Police arrested Linda Meade for driving under the influence (DUI) when she failed a field sobriety test, though chemical screening showed that she hadn’t been drinking or using illegal drugs. However, she did test positive for a sleep aid her doctor prescribed, and Georgia laws outline that whatever the reason you’re unable to drive safely, you could be heading for a DUI charge.

Driving while prescribed

Meade said she took the medication the day before and followed precautions from her doctor every step of the way. But the law gives small consideration to those that are legally taking a drug, and the presiding judge sentenced her to a year of probation, two nights in jail and suspended her license for six months.

Bad medicine

Driving under the influence can cover a broad range, often more than just what shows up on a breathalyzer:

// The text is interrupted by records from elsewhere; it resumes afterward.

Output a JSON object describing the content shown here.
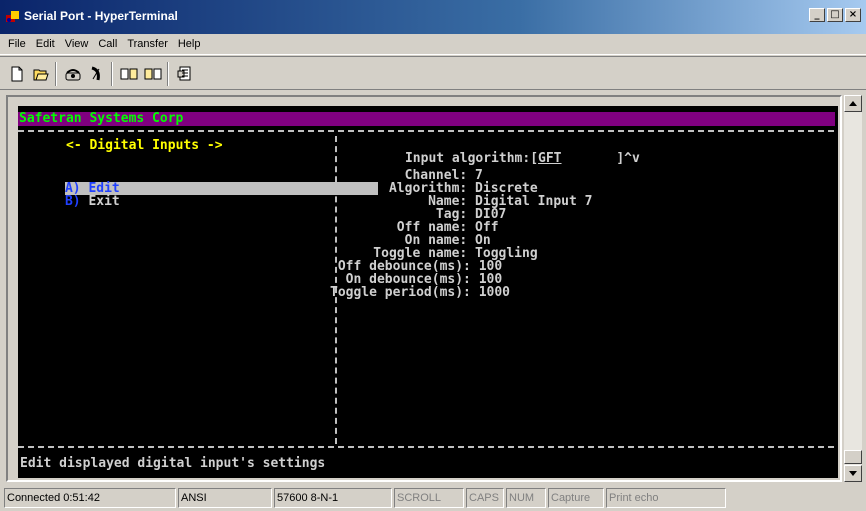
{
  "window": {
    "title": "Serial Port - HyperTerminal"
  },
  "menu": [
    "File",
    "Edit",
    "View",
    "Call",
    "Transfer",
    "Help"
  ],
  "toolbar": [
    "new-connection-icon",
    "open-icon",
    "connect-icon",
    "disconnect-icon",
    "send-icon",
    "receive-icon",
    "properties-icon"
  ],
  "terminal": {
    "banner": "Safetran Systems Corp",
    "left_title": "<- Digital Inputs ->",
    "menu_items": [
      {
        "key": "A)",
        "label": " Edit"
      },
      {
        "key": "B)",
        "label": " Exit"
      }
    ],
    "input_algorithm_label": "Input algorithm:[",
    "input_algorithm_value": "GFT",
    "input_algorithm_close": "]^v",
    "fields": [
      "        Channel: 7",
      "      Algorithm: Discrete",
      "           Name: Digital Input 7",
      "            Tag: DI07",
      "       Off name: Off",
      "        On name: On",
      "    Toggle name: Toggling",
      " Off debounce(ms): 100",
      "  On debounce(ms): 100",
      "Toggle period(ms): 1000"
    ],
    "status_line": "Edit displayed digital input's settings"
  },
  "statusbar": {
    "connected": "Connected 0:51:42",
    "emulation": "ANSI",
    "settings": "57600 8-N-1",
    "scroll": "SCROLL",
    "caps": "CAPS",
    "num": "NUM",
    "capture": "Capture",
    "print_echo": "Print echo"
  }
}
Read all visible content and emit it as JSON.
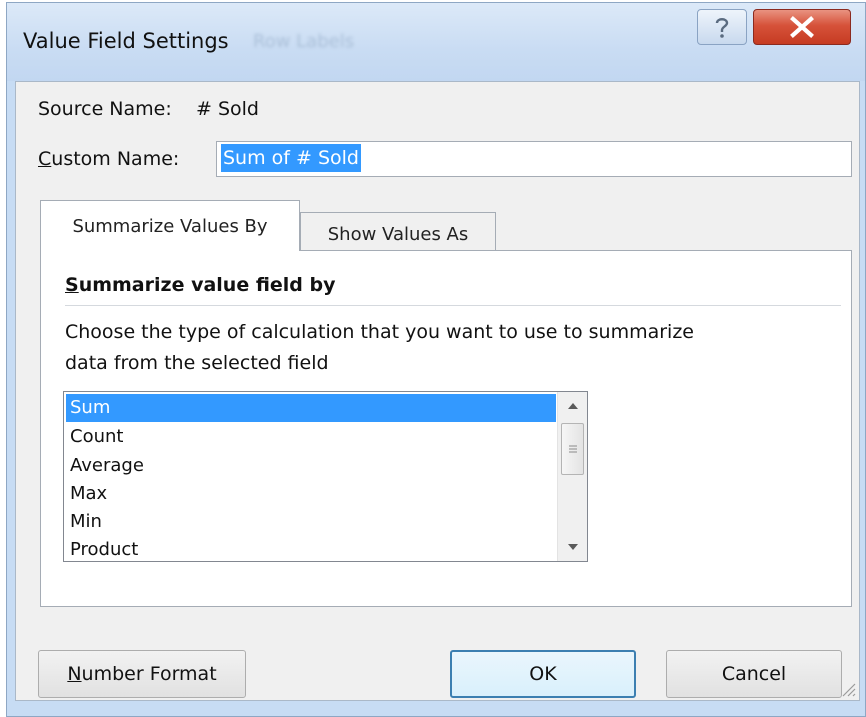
{
  "window": {
    "title": "Value Field Settings",
    "background_text": "Row Labels",
    "help_icon": "question-mark-icon",
    "close_icon": "close-x-icon"
  },
  "source": {
    "label": "Source Name:",
    "value": "# Sold"
  },
  "custom_name": {
    "label_prefix": "C",
    "label_rest": "ustom Name:",
    "value": "Sum of # Sold"
  },
  "tabs": [
    {
      "label": "Summarize Values By",
      "active": true
    },
    {
      "label": "Show Values As",
      "active": false
    }
  ],
  "panel": {
    "section_title_prefix": "S",
    "section_title_rest": "ummarize value field by",
    "description_line1": "Choose the type of calculation that you want to use to summarize",
    "description_line2": "data from the selected field"
  },
  "calculation_list": {
    "items": [
      "Sum",
      "Count",
      "Average",
      "Max",
      "Min",
      "Product"
    ],
    "selected": "Sum"
  },
  "buttons": {
    "number_format_prefix": "N",
    "number_format_rest": "umber Format",
    "ok": "OK",
    "cancel": "Cancel"
  },
  "colors": {
    "selection": "#3399ff",
    "close_button": "#c63b22",
    "title_bar": "#c9dcf3",
    "default_button_border": "#3c7fb1"
  }
}
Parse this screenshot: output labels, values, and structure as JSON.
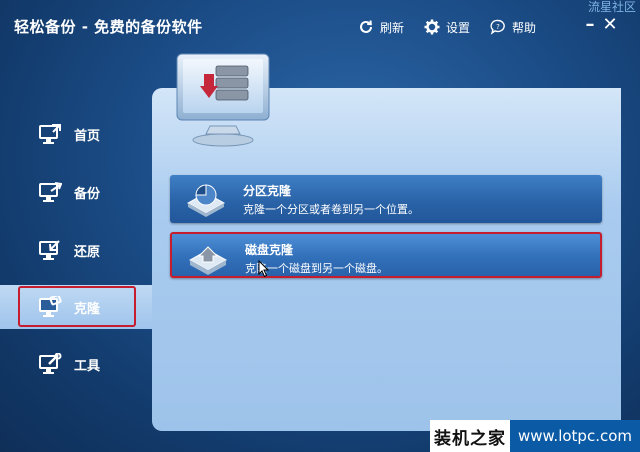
{
  "window": {
    "title": "轻松备份 - 免费的备份软件",
    "corner_watermark": "流星社区",
    "toolbar": {
      "refresh_label": "刷新",
      "settings_label": "设置",
      "help_label": "帮助"
    },
    "controls": {
      "minimize": "–",
      "close": "✕"
    }
  },
  "sidebar": {
    "items": [
      {
        "label": "首页",
        "icon": "home-icon"
      },
      {
        "label": "备份",
        "icon": "backup-icon"
      },
      {
        "label": "还原",
        "icon": "restore-icon"
      },
      {
        "label": "克隆",
        "icon": "clone-icon",
        "active": true
      },
      {
        "label": "工具",
        "icon": "tools-icon"
      }
    ]
  },
  "main": {
    "options": [
      {
        "title": "分区克隆",
        "description": "克隆一个分区或者卷到另一个位置。",
        "icon": "partition-clone-icon"
      },
      {
        "title": "磁盘克隆",
        "description": "克隆一个磁盘到另一个磁盘。",
        "icon": "disk-clone-icon",
        "selected": true
      }
    ]
  },
  "watermark": {
    "left": "装机之家",
    "right": "www.lotpc.com"
  },
  "colors": {
    "highlight_border": "#c51d2d",
    "panel": "#a9cbef",
    "option": "#2a63a8",
    "window": "#1b4c86"
  }
}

  • Less safe: The fact that a doctor gave you the go-ahead to take a drug may not matter when the officer is considering arrest, even if you refuse a chemical test. You may be in trouble if the state can prove that you were using the drug, and it led your operation of a vehicle to be less safe than acceptable standards.
  • Per se: If you do submit to a chemical test, the presence of the drug may be the only concern, not the concentration levels. There is room in the law for prescribed medication, but that protection can quickly go out the window if you aren’t capable of driving safely.
  • Combinations: While moderate alcohol use may keep you under the limit when it comes to the breathalyzer, adding prescription drugs to the mix can quickly leave you unfit to drive. Again, if an officer determines that you’re unable to operate a motor vehicle safely, the chemical readout may not enter into it.

Prescription drugs may be necessary, but there’s little allowance for using them while driving. If your medication significantly alters the way you drive, you may want to think twice about getting behind the wheel.